■ Provided entries:
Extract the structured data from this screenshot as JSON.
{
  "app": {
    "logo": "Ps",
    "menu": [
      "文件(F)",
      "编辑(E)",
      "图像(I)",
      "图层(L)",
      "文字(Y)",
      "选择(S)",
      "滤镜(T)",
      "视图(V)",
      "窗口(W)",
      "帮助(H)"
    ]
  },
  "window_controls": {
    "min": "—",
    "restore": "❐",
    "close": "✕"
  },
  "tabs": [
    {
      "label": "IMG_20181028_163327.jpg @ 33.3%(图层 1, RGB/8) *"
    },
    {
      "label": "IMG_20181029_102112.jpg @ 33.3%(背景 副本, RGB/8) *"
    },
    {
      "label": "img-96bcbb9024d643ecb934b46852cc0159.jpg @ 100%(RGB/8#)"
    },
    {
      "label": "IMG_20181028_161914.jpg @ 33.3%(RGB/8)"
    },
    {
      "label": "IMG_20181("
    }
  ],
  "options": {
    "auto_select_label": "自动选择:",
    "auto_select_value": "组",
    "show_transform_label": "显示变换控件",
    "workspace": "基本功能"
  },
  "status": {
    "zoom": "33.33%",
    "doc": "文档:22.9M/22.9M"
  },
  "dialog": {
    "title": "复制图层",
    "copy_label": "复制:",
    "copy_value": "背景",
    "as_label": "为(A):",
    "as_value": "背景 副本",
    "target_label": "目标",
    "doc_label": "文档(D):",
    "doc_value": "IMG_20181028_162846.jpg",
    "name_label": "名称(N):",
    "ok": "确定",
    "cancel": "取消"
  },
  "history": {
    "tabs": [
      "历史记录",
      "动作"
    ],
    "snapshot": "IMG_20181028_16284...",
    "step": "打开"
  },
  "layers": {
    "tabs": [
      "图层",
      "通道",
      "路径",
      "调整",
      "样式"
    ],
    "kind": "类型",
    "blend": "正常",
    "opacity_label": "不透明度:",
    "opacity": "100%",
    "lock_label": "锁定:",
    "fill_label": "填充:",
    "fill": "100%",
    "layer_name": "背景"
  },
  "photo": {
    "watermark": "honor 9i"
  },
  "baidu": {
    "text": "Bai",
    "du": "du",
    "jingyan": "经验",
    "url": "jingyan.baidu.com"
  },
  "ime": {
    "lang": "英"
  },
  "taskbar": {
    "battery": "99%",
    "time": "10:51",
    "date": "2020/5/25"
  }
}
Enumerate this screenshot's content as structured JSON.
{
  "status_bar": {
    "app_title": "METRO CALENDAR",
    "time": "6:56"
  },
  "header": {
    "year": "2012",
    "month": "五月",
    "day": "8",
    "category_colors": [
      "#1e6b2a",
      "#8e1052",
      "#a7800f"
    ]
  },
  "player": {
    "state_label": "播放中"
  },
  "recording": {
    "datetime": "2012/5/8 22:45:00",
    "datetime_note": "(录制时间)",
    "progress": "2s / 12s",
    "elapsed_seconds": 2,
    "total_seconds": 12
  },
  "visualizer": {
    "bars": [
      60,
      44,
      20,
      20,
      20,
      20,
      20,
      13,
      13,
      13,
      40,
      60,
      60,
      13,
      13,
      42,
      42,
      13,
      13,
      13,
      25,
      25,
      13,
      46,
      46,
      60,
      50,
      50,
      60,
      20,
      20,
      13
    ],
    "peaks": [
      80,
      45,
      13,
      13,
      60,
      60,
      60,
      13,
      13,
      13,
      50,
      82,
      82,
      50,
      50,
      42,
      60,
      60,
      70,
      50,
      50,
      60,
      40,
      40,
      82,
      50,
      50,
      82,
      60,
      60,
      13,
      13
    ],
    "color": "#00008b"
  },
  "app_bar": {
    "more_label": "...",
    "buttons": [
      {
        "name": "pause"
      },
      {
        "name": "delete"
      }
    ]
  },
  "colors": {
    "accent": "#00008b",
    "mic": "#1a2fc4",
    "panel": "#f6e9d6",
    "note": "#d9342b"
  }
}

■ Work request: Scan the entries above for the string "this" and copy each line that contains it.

■ Written solution:
Extract the structured data from this screenshot as JSON.
Enumerate this screenshot's content as structured JSON.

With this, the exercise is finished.